> **Brief**
What follows is a set of records; copy all of it exactly.

[Given information Boundary: Start]

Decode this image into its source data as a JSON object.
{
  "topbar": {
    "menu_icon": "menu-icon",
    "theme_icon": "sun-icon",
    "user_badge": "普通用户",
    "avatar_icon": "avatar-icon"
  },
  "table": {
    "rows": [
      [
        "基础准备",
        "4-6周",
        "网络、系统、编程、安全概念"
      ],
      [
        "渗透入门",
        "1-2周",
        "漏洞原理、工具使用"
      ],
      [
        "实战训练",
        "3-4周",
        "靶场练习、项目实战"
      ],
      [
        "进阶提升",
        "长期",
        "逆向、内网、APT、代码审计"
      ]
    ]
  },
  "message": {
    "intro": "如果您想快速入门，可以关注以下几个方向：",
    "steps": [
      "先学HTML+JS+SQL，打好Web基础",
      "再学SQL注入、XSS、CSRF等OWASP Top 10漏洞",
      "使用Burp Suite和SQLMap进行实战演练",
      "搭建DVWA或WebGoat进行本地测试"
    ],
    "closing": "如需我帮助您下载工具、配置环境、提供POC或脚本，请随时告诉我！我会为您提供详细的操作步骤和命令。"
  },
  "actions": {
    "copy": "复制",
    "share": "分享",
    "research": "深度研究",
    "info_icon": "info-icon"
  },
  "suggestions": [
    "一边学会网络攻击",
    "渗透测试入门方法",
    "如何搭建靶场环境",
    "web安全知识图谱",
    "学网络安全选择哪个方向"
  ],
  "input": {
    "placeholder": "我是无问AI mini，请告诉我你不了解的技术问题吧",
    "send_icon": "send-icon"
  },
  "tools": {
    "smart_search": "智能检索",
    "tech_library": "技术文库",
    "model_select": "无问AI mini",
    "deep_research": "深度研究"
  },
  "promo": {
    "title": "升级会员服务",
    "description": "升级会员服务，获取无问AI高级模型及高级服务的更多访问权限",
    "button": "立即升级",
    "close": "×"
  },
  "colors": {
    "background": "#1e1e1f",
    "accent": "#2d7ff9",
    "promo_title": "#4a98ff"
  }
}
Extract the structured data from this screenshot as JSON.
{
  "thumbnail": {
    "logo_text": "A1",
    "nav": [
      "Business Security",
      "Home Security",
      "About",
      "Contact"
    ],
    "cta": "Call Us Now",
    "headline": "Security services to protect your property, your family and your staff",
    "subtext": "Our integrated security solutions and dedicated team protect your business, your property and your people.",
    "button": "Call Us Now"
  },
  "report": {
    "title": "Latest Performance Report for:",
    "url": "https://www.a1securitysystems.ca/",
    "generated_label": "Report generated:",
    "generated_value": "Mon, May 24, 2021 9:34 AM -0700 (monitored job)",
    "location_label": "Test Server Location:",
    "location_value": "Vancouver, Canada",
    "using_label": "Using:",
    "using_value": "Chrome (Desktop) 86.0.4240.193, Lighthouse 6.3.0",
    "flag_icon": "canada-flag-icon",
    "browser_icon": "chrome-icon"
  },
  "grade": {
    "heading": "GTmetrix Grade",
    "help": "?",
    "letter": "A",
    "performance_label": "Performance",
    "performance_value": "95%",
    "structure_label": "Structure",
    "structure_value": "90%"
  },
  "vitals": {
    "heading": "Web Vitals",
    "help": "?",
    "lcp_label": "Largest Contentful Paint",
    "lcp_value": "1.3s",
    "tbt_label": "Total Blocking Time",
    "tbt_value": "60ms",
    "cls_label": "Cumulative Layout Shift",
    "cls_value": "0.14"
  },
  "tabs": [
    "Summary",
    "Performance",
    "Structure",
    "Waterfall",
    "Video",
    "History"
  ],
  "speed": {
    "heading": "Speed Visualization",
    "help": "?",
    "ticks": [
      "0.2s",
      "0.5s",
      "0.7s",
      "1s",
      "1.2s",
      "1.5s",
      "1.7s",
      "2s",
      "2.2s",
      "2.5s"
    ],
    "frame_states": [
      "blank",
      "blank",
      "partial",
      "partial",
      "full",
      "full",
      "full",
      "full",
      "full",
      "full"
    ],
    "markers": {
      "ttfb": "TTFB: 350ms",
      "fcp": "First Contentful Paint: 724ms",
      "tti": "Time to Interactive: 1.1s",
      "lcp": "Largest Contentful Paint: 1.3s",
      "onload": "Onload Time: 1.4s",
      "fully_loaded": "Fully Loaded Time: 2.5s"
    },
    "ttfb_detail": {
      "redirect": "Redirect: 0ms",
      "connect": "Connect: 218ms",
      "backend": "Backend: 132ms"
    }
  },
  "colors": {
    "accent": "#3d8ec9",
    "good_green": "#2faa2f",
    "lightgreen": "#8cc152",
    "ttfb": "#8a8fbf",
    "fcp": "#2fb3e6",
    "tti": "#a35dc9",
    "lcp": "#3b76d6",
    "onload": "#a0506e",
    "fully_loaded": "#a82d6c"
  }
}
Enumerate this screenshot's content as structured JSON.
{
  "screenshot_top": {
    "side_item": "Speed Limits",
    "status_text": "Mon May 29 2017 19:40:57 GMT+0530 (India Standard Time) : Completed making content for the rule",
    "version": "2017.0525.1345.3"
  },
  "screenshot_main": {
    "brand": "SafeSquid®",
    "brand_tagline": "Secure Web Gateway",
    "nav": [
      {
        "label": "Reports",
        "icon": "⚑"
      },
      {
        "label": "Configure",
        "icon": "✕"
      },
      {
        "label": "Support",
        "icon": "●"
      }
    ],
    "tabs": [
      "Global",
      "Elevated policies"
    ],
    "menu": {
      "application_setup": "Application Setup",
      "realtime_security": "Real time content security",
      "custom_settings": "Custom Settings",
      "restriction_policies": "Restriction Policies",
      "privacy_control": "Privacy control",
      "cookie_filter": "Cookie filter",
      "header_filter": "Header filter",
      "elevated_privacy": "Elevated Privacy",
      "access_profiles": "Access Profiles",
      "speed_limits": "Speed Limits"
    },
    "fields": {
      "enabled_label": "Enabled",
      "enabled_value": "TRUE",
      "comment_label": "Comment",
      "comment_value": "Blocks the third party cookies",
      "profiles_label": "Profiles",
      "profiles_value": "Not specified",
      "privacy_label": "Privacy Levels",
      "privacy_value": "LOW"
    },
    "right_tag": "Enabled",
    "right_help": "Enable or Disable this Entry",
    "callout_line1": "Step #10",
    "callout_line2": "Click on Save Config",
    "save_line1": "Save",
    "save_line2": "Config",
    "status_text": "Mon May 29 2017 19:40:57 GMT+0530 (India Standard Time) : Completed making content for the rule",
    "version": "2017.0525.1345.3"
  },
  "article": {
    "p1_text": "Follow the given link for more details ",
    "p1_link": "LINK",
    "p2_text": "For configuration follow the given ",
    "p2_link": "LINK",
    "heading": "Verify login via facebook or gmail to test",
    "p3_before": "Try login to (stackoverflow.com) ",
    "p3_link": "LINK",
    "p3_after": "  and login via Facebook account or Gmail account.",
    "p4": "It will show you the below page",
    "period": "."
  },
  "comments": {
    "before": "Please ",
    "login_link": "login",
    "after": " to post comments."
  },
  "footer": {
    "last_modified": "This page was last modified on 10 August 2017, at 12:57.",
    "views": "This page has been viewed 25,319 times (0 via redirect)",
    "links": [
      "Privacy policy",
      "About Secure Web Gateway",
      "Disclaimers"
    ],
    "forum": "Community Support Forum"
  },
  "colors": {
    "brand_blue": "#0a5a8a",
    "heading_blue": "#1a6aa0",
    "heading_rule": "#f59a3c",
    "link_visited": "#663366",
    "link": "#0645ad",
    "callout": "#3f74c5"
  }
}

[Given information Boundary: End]

> **Exercise result**
Decode this image into its source data as a JSON object.
{
  "topbar": {
    "menu_icon": "menu-icon",
    "theme_icon": "sun-icon",
    "user_badge": "普通用户",
    "avatar_icon": "avatar-icon"
  },
  "table": {
    "rows": [
      [
        "基础准备",
        "4-6周",
        "网络、系统、编程、安全概念"
      ],
      [
        "渗透入门",
        "1-2周",
        "漏洞原理、工具使用"
      ],
      [
        "实战训练",
        "3-4周",
        "靶场练习、项目实战"
      ],
      [
        "进阶提升",
        "长期",
        "逆向、内网、APT、代码审计"
      ]
    ]
  },
  "message": {
    "intro": "如果您想快速入门，可以关注以下几个方向：",
    "steps": [
      "先学HTML+JS+SQL，打好Web基础",
      "再学SQL注入、XSS、CSRF等OWASP Top 10漏洞",
      "使用Burp Suite和SQLMap进行实战演练",
      "搭建DVWA或WebGoat进行本地测试"
    ],
    "closing": "如需我帮助您下载工具、配置环境、提供POC或脚本，请随时告诉我！我会为您提供详细的操作步骤和命令。"
  },
  "actions": {
    "copy": "复制",
    "share": "分享",
    "research": "深度研究",
    "info_icon": "info-icon"
  },
  "suggestions": [
    "一边学会网络攻击",
    "渗透测试入门方法",
    "如何搭建靶场环境",
    "web安全知识图谱",
    "学网络安全选择哪个方向"
  ],
  "input": {
    "placeholder": "我是无问AI mini，请告诉我你不了解的技术问题吧",
    "send_icon": "send-icon"
  },
  "tools": {
    "smart_search": "智能检索",
    "tech_library": "技术文库",
    "model_select": "无问AI mini",
    "deep_research": "深度研究"
  },
  "promo": {
    "title": "升级会员服务",
    "description": "升级会员服务，获取无问AI高级模型及高级服务的更多访问权限",
    "button": "立即升级",
    "close": "×"
  },
  "colors": {
    "background": "#1e1e1f",
    "accent": "#2d7ff9",
    "promo_title": "#4a98ff"
  }
}
Extract the structured data from this screenshot as JSON.
{
  "thumbnail": {
    "logo_text": "A1",
    "nav": [
      "Business Security",
      "Home Security",
      "About",
      "Contact"
    ],
    "cta": "Call Us Now",
    "headline": "Security services to protect your property, your family and your staff",
    "subtext": "Our integrated security solutions and dedicated team protect your business, your property and your people.",
    "button": "Call Us Now"
  },
  "report": {
    "title": "Latest Performance Report for:",
    "url": "https://www.a1securitysystems.ca/",
    "generated_label": "Report generated:",
    "generated_value": "Mon, May 24, 2021 9:34 AM -0700 (monitored job)",
    "location_label": "Test Server Location:",
    "location_value": "Vancouver, Canada",
    "using_label": "Using:",
    "using_value": "Chrome (Desktop) 86.0.4240.193, Lighthouse 6.3.0",
    "flag_icon": "canada-flag-icon",
    "browser_icon": "chrome-icon"
  },
  "grade": {
    "heading": "GTmetrix Grade",
    "help": "?",
    "letter": "A",
    "performance_label": "Performance",
    "performance_value": "95%",
    "structure_label": "Structure",
    "structure_value": "90%"
  },
  "vitals": {
    "heading": "Web Vitals",
    "help": "?",
    "lcp_label": "Largest Contentful Paint",
    "lcp_value": "1.3s",
    "tbt_label": "Total Blocking Time",
    "tbt_value": "60ms",
    "cls_label": "Cumulative Layout Shift",
    "cls_value": "0.14"
  },
  "tabs": [
    "Summary",
    "Performance",
    "Structure",
    "Waterfall",
    "Video",
    "History"
  ],
  "speed": {
    "heading": "Speed Visualization",
    "help": "?",
    "ticks": [
      "0.2s",
      "0.5s",
      "0.7s",
      "1s",
      "1.2s",
      "1.5s",
      "1.7s",
      "2s",
      "2.2s",
      "2.5s"
    ],
    "frame_states": [
      "blank",
      "blank",
      "partial",
      "partial",
      "full",
      "full",
      "full",
      "full",
      "full",
      "full"
    ],
    "markers": {
      "ttfb": "TTFB: 350ms",
      "fcp": "First Contentful Paint: 724ms",
      "tti": "Time to Interactive: 1.1s",
      "lcp": "Largest Contentful Paint: 1.3s",
      "onload": "Onload Time: 1.4s",
      "fully_loaded": "Fully Loaded Time: 2.5s"
    },
    "ttfb_detail": {
      "redirect": "Redirect: 0ms",
      "connect": "Connect: 218ms",
      "backend": "Backend: 132ms"
    }
  },
  "colors": {
    "accent": "#3d8ec9",
    "good_green": "#2faa2f",
    "lightgreen": "#8cc152",
    "ttfb": "#8a8fbf",
    "fcp": "#2fb3e6",
    "tti": "#a35dc9",
    "lcp": "#3b76d6",
    "onload": "#a0506e",
    "fully_loaded": "#a82d6c"
  }
}
Enumerate this screenshot's content as structured JSON.
{
  "screenshot_top": {
    "side_item": "Speed Limits",
    "status_text": "Mon May 29 2017 19:40:57 GMT+0530 (India Standard Time) : Completed making content for the rule",
    "version": "2017.0525.1345.3"
  },
  "screenshot_main": {
    "brand": "SafeSquid®",
    "brand_tagline": "Secure Web Gateway",
    "nav": [
      {
        "label": "Reports",
        "icon": "⚑"
      },
      {
        "label": "Configure",
        "icon": "✕"
      },
      {
        "label": "Support",
        "icon": "●"
      }
    ],
    "tabs": [
      "Global",
      "Elevated policies"
    ],
    "menu": {
      "application_setup": "Application Setup",
      "realtime_security": "Real time content security",
      "custom_settings": "Custom Settings",
      "restriction_policies": "Restriction Policies",
      "privacy_control": "Privacy control",
      "cookie_filter": "Cookie filter",
      "header_filter": "Header filter",
      "elevated_privacy": "Elevated Privacy",
      "access_profiles": "Access Profiles",
      "speed_limits": "Speed Limits"
    },
    "fields": {
      "enabled_label": "Enabled",
      "enabled_value": "TRUE",
      "comment_label": "Comment",
      "comment_value": "Blocks the third party cookies",
      "profiles_label": "Profiles",
      "profiles_value": "Not specified",
      "privacy_label": "Privacy Levels",
      "privacy_value": "LOW"
    },
    "right_tag": "Enabled",
    "right_help": "Enable or Disable this Entry",
    "callout_line1": "Step #10",
    "callout_line2": "Click on Save Config",
    "save_line1": "Save",
    "save_line2": "Config",
    "status_text": "Mon May 29 2017 19:40:57 GMT+0530 (India Standard Time) : Completed making content for the rule",
    "version": "2017.0525.1345.3"
  },
  "article": {
    "p1_text": "Follow the given link for more details ",
    "p1_link": "LINK",
    "p2_text": "For configuration follow the given ",
    "p2_link": "LINK",
    "heading": "Verify login via facebook or gmail to test",
    "p3_before": "Try login to (stackoverflow.com) ",
    "p3_link": "LINK",
    "p3_after": "  and login via Facebook account or Gmail account.",
    "p4": "It will show you the below page",
    "period": "."
  },
  "comments": {
    "before": "Please ",
    "login_link": "login",
    "after": " to post comments."
  },
  "footer": {
    "last_modified": "This page was last modified on 10 August 2017, at 12:57.",
    "views": "This page has been viewed 25,319 times (0 via redirect)",
    "links": [
      "Privacy policy",
      "About Secure Web Gateway",
      "Disclaimers"
    ],
    "forum": "Community Support Forum"
  },
  "colors": {
    "brand_blue": "#0a5a8a",
    "heading_blue": "#1a6aa0",
    "heading_rule": "#f59a3c",
    "link_visited": "#663366",
    "link": "#0645ad",
    "callout": "#3f74c5"
  }
}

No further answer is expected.